Long time Brooklyn resident, booze historian and author of the oft-quoted Imbibe! and Punch: the Delights (and Dangers) of the Flowing Bowl, Dave Wondrich, has teamed up with New York Distilling Company to produce this distinctive new gin, the Chief Gowanus New-Netherlander gin.
What you drink says a lot about who you are, where you’re from, and when you were alive. We go down the ages and see what kind of booze separated the toffs from the townies…
In those dark times, before the Old Fashioneds and Sazeracs and Fizzes, there was Punch. It’s the idea of the pub — an occasion in which people gather at a place in a shared (drinking) experience — where they gathered around the flowing bowl. Punch is for sharing en masse.
As with any yarn involving the demon drink, an accurate account of Punch’s early life has long been washed away by the high tides of merriment and low tides of memory loss paired with the debilitating affects of hard living. Despite it’s sketchy past, interest in the lost art of Punch making is returning to bars the world over. Coupled with and authoritative work on the subject by drinks historian David Wondrich and you mightn’t be wrong in assuming that Punch is seeing a full blown comeback.
A real highlight of this year’s ‘Tales of the Cocktail’ was Dave Wondrich’s take on the History of the Modern American Saloon.

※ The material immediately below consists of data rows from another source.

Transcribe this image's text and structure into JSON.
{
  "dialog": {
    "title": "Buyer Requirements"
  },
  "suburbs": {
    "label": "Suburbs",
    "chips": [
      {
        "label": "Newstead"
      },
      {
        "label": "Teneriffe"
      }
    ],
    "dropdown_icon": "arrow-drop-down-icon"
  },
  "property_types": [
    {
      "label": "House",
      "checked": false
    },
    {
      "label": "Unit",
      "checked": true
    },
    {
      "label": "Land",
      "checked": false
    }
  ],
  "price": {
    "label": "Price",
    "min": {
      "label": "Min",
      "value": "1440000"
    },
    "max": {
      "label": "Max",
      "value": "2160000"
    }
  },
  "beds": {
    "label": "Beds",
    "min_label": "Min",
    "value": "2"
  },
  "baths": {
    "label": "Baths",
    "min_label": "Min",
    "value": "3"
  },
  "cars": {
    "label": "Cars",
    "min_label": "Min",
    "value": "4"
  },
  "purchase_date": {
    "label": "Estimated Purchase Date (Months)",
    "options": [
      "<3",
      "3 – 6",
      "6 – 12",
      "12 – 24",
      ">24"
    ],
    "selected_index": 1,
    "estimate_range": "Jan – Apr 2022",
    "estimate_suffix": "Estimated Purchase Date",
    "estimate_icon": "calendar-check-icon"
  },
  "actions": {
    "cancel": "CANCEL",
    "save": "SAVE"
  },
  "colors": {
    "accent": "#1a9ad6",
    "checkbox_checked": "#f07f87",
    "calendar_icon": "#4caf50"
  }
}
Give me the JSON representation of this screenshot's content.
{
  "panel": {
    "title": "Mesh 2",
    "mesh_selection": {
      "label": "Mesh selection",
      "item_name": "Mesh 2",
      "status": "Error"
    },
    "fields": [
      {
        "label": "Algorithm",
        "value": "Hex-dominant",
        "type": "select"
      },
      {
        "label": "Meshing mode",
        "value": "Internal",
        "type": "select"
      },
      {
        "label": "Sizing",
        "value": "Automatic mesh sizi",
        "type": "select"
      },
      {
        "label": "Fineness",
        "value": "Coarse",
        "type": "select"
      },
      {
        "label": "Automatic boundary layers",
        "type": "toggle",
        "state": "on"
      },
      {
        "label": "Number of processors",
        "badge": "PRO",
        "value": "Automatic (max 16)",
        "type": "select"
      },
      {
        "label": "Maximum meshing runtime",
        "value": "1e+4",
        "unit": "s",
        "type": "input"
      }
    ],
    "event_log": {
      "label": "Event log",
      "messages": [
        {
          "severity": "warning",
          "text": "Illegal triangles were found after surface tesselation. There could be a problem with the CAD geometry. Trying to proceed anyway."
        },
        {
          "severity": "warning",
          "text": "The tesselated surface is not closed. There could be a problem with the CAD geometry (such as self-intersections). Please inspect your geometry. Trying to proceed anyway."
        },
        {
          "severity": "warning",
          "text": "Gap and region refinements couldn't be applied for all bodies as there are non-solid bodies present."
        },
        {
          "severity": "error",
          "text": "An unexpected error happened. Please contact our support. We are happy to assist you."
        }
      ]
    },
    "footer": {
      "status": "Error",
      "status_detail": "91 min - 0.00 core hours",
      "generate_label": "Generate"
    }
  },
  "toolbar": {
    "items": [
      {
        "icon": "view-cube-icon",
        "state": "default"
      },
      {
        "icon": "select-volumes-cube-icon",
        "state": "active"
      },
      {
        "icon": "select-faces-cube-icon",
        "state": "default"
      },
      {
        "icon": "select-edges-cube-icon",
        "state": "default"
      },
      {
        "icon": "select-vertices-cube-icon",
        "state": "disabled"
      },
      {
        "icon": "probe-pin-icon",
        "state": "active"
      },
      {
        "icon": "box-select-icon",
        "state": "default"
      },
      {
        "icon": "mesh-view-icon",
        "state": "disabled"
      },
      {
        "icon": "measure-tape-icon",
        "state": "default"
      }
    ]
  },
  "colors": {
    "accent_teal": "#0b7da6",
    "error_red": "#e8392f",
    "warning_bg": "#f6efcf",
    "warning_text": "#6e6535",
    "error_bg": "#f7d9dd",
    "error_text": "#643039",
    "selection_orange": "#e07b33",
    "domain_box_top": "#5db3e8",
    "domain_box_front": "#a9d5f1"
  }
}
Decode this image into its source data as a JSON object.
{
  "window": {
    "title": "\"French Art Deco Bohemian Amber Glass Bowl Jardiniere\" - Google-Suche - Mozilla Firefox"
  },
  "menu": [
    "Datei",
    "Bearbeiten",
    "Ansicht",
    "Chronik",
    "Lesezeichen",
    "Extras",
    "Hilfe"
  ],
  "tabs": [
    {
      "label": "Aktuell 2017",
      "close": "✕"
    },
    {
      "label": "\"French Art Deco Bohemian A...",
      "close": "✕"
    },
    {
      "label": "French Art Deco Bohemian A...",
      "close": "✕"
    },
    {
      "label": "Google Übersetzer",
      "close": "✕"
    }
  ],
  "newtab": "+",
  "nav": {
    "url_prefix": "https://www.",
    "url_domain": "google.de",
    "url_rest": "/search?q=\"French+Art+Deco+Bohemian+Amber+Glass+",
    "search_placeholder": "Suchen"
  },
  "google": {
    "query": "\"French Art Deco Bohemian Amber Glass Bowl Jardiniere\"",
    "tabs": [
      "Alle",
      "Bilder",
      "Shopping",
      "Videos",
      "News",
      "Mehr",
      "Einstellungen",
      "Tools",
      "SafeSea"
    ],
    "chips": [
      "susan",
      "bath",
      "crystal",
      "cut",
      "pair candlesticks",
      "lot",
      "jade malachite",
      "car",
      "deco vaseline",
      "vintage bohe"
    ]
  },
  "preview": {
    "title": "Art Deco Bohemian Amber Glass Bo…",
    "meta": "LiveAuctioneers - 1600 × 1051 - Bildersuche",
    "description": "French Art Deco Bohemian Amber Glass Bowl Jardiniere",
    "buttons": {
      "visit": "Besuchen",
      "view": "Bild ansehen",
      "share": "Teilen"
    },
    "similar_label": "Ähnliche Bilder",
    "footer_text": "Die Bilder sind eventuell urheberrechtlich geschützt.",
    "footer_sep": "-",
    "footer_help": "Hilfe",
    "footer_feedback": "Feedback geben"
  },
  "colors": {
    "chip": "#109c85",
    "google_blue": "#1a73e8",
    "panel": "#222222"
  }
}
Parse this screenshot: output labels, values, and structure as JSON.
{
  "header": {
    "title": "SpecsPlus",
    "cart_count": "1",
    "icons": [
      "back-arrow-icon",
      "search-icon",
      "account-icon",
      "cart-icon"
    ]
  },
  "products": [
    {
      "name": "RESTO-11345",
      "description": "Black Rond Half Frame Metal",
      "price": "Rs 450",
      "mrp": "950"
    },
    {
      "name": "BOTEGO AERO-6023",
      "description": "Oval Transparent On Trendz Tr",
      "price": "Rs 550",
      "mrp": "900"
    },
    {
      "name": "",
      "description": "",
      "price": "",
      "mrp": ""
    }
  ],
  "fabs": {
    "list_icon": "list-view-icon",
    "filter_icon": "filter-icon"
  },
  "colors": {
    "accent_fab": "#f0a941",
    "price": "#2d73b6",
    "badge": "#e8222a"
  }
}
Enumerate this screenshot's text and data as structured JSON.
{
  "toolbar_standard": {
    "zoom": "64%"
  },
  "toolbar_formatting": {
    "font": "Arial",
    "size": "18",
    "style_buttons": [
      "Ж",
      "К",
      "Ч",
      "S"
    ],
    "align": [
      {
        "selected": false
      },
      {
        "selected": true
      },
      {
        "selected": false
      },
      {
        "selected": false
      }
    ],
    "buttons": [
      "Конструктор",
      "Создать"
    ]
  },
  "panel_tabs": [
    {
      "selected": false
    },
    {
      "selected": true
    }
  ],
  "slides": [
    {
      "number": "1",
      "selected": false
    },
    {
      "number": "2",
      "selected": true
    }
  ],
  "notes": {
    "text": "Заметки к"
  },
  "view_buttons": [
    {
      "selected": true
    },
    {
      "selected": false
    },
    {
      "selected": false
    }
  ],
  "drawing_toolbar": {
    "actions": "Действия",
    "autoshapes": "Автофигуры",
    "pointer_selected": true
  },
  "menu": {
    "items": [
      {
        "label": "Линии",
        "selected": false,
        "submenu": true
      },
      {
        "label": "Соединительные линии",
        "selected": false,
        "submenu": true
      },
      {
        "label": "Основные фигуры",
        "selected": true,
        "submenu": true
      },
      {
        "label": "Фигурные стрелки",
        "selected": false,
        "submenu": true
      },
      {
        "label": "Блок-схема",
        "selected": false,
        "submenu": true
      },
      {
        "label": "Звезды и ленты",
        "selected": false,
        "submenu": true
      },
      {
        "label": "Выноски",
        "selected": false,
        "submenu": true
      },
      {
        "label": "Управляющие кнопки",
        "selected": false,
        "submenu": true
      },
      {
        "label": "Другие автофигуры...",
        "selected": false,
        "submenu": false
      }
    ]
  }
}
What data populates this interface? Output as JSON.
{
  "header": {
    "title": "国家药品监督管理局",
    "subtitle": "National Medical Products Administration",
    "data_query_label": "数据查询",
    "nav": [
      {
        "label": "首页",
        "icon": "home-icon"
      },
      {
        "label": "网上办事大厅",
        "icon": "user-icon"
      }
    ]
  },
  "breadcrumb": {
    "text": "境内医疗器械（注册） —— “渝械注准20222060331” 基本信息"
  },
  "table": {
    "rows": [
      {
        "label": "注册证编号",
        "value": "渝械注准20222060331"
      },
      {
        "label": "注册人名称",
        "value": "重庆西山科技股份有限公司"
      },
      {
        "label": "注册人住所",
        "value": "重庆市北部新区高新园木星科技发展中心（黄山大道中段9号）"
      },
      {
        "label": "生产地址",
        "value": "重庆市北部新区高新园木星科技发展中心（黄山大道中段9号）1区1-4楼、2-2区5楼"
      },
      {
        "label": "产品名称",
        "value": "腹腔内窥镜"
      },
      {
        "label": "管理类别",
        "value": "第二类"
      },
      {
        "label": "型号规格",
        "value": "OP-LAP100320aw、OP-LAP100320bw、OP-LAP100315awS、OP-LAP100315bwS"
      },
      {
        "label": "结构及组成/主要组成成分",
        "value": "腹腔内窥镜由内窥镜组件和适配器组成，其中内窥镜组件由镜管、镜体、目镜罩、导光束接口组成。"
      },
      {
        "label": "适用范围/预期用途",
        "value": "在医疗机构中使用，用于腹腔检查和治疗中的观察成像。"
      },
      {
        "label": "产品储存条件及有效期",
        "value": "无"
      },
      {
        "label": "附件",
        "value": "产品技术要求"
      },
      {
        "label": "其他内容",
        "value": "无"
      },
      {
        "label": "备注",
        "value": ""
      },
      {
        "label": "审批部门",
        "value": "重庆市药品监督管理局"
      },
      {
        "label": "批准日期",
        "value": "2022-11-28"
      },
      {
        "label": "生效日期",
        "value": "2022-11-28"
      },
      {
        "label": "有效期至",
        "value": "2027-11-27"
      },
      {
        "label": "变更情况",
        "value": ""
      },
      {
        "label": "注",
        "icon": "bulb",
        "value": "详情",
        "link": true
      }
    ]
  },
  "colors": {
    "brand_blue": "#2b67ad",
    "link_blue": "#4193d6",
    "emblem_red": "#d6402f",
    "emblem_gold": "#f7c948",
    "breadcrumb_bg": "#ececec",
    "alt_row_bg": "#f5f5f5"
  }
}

Previously, the only time I had been significantly injected with such important perspective was after reading the first ‘Mixologist Journal’ when I truly discovered what could be called the origin of the species; the Punch.